Spring scales measure weight, the local force of gravity on an object, and are usually calibrated in units of force such as Newtons or pounds-force. They have two sources of error that balance scales do not; the measured weight varies with the strength of the local gravitational force, as much as 0.5% at different locations, and the elasticity of the measurement spring can vary slightly with temperature. Spring scales which are legal for commerce either have temperature compensated springs or are used at a fairly constant temperature, and must be calibrated at the location in which they are used, to eliminate the effect of gravity variations.
In electronic versions of spring scales, the deflection of a beam supporting the unknown weight is measured using a strain gauge, which is a length-sensitive electrical resistance.

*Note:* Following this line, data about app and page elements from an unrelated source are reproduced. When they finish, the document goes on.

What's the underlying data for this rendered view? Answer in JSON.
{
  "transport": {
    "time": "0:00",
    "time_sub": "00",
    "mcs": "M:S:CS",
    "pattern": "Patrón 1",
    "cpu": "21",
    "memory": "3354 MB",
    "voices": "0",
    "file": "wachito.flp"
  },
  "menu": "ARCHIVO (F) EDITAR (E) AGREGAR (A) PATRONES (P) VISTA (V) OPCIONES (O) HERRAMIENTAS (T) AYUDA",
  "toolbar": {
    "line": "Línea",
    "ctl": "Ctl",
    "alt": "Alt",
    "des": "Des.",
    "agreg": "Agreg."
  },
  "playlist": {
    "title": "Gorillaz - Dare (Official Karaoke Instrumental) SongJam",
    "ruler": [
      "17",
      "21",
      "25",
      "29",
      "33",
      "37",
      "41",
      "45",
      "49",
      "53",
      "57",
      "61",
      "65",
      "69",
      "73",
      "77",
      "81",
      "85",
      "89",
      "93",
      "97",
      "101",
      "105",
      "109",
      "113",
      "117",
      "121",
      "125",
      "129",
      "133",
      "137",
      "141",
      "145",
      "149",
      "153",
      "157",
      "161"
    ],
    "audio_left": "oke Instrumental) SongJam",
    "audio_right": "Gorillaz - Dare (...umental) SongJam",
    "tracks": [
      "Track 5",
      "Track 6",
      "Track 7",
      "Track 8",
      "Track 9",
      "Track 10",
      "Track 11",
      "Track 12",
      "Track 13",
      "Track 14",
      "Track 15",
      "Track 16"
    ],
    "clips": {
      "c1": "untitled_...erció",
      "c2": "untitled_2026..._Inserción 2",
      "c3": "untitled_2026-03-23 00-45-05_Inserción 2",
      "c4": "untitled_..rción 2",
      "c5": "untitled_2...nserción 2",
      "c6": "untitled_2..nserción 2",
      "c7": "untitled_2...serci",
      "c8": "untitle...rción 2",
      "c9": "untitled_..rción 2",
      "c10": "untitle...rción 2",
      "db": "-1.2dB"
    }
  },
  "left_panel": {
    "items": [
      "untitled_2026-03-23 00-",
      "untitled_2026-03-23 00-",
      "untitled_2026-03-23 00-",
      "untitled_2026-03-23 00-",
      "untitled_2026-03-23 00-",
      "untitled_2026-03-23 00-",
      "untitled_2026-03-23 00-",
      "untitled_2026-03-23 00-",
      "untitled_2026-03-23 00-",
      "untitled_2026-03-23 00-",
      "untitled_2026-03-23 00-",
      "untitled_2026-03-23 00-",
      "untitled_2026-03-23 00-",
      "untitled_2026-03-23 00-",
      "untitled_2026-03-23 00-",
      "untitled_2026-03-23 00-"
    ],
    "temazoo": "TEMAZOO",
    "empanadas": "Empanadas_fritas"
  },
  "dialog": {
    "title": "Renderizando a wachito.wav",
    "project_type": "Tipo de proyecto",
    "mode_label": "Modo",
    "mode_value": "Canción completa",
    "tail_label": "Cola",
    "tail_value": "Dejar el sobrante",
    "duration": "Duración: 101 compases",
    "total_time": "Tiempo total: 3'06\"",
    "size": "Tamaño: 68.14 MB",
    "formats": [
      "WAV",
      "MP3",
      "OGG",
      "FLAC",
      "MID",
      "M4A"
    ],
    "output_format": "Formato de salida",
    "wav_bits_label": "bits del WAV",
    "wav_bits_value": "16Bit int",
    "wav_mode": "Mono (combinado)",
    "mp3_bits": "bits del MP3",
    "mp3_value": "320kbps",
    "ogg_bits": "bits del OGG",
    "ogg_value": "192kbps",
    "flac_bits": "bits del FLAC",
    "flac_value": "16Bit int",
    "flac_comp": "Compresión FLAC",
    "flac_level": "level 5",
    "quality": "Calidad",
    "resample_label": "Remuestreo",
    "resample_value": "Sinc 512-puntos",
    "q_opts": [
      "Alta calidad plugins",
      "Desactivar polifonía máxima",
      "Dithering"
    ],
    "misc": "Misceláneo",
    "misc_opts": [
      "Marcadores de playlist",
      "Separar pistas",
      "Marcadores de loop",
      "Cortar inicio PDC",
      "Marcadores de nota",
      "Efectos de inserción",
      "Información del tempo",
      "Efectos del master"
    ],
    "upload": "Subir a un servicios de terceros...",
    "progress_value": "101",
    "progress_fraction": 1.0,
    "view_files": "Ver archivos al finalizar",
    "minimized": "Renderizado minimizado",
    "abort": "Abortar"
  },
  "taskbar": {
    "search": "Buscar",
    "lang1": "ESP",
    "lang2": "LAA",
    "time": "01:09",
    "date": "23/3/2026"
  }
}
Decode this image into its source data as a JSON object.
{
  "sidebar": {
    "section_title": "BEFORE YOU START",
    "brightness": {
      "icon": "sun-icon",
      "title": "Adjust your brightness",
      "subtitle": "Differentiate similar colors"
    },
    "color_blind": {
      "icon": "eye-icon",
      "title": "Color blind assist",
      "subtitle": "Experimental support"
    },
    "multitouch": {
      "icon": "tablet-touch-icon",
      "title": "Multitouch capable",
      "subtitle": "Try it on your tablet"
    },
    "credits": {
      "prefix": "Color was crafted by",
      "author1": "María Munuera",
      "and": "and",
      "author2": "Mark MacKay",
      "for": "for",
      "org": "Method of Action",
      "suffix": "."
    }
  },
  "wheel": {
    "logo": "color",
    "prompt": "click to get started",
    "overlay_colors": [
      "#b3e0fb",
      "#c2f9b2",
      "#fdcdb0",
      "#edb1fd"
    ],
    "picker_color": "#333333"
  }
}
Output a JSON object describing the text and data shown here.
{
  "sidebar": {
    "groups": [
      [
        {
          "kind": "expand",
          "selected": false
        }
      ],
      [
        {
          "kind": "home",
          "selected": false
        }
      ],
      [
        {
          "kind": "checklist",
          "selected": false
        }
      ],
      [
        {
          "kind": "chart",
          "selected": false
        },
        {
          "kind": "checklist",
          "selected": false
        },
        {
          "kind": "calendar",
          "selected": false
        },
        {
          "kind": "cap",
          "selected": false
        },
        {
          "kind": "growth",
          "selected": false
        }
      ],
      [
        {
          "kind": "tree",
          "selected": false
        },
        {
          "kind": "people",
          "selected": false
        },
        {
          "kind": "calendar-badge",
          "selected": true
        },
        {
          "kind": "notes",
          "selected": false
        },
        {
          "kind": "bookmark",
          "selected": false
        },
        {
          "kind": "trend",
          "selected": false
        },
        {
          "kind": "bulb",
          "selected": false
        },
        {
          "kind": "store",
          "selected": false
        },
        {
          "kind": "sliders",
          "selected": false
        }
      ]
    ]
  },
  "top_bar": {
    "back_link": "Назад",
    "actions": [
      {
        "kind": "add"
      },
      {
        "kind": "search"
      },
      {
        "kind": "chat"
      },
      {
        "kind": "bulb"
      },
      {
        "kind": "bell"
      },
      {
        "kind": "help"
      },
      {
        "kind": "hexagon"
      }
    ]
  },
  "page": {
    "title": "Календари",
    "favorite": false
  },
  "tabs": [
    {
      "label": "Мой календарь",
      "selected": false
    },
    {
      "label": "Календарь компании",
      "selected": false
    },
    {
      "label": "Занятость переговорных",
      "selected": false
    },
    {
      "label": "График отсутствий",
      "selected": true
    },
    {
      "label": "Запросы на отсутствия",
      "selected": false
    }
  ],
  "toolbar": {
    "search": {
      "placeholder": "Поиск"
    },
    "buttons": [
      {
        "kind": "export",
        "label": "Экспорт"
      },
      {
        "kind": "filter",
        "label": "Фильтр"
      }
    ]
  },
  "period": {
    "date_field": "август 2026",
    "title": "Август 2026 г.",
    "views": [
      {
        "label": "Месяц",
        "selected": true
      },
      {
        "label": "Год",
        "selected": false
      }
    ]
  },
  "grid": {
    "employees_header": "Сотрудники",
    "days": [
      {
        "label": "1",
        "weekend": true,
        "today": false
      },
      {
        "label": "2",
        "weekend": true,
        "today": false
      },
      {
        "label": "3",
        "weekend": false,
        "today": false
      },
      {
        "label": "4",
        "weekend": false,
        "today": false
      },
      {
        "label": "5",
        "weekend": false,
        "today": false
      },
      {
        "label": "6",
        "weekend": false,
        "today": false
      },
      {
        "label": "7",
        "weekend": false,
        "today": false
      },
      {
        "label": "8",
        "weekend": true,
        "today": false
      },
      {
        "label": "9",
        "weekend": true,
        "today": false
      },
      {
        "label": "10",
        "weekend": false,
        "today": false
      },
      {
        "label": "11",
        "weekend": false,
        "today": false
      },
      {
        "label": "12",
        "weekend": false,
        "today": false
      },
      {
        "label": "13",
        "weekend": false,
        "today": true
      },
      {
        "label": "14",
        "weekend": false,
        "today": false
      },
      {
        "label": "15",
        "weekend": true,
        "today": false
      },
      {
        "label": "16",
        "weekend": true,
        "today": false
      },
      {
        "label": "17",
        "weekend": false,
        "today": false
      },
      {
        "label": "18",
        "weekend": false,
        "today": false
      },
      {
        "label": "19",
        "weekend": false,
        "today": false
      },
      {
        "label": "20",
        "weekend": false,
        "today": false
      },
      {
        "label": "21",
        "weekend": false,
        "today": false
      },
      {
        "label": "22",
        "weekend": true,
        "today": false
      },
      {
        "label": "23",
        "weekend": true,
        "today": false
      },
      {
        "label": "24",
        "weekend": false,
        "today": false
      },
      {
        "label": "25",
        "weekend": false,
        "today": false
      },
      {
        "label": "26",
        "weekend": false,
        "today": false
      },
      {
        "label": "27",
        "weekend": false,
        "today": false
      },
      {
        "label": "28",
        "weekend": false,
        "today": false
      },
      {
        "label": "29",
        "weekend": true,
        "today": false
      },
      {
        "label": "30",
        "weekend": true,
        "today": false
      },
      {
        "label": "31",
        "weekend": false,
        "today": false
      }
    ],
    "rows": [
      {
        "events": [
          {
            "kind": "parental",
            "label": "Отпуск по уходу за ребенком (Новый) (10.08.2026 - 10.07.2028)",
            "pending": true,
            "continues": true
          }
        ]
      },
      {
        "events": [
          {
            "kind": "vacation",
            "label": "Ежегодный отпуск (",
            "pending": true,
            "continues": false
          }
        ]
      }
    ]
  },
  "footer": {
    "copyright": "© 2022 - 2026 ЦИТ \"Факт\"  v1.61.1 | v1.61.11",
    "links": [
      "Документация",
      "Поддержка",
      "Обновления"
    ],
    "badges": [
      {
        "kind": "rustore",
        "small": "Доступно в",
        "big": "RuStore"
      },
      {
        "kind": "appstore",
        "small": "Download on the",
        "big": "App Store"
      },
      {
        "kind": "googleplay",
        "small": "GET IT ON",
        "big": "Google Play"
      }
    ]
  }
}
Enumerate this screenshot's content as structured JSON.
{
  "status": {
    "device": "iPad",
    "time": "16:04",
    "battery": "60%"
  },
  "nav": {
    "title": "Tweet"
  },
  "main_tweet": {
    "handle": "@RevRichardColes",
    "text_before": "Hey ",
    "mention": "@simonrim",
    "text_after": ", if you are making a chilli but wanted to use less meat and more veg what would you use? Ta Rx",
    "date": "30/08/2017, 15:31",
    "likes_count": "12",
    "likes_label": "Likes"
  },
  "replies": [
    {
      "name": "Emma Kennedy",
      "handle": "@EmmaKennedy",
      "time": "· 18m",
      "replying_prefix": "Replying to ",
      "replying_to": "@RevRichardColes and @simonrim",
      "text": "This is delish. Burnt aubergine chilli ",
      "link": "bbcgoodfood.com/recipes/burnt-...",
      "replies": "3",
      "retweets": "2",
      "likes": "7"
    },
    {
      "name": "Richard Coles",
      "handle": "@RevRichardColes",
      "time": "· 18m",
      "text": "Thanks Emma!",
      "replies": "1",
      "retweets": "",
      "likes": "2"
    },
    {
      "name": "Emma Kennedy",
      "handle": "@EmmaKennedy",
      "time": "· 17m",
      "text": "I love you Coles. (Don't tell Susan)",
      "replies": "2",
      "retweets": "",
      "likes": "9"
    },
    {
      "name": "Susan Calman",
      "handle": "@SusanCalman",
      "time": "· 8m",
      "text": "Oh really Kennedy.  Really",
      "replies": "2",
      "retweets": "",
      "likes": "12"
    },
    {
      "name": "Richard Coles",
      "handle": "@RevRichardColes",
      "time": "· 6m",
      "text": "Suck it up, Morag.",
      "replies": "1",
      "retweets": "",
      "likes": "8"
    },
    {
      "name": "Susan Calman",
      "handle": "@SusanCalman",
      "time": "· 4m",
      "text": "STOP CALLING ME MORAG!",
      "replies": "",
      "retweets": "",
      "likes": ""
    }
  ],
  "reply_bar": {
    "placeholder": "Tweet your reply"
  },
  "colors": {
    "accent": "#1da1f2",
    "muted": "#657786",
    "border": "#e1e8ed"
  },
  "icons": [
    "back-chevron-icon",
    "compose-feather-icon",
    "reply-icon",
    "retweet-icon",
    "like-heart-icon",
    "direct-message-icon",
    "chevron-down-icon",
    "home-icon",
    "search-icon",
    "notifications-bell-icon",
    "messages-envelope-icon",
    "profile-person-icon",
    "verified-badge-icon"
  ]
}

The capacity of such devices is only limited by the resistance of the beam to deflection. The results from several supporting locations may be added electronically, so this technique is especially suitable for determining the weight of very heavy objects, such as trucks and railcars, and is used in a modern weigh bridge.
Government regulation generally requires periodic inspections by licensed technicians using weights whose calibration is traceable to an approved laboratory. Scales intended for casual use such as bathroom or diet scales may be produced, but must by law be labelled "Not Legal for Trade" to ensure that they are not repurposed in a way that jeopardizes commercial interest. In the United States, the document describing how scales must be designed, installed, and used for commercial purposes is NIST Handbook 44.
Because gravity varies by over 0.5% over the surface of the earth, the distinction between force due to gravity and mass is relevant for accurate calibration of scales for commercial purposes. Usually the goal is to measure the mass of the sample rather than its force due to gravity at that particular location.
Traditional mechanical balance-beam scales intrinsically measured mass. But ordinary electronic scales intrinsically measure the gravitational force between the sample and the earth, i.e. the weight of the sample, which varies with location. So such a scale has to be re-calibrated after installation, for that specific location, in order to obtain an accurate indication of mass.
See Verification and validation for further information
Some of the sources of potential error in high-precision balances or scales include the following: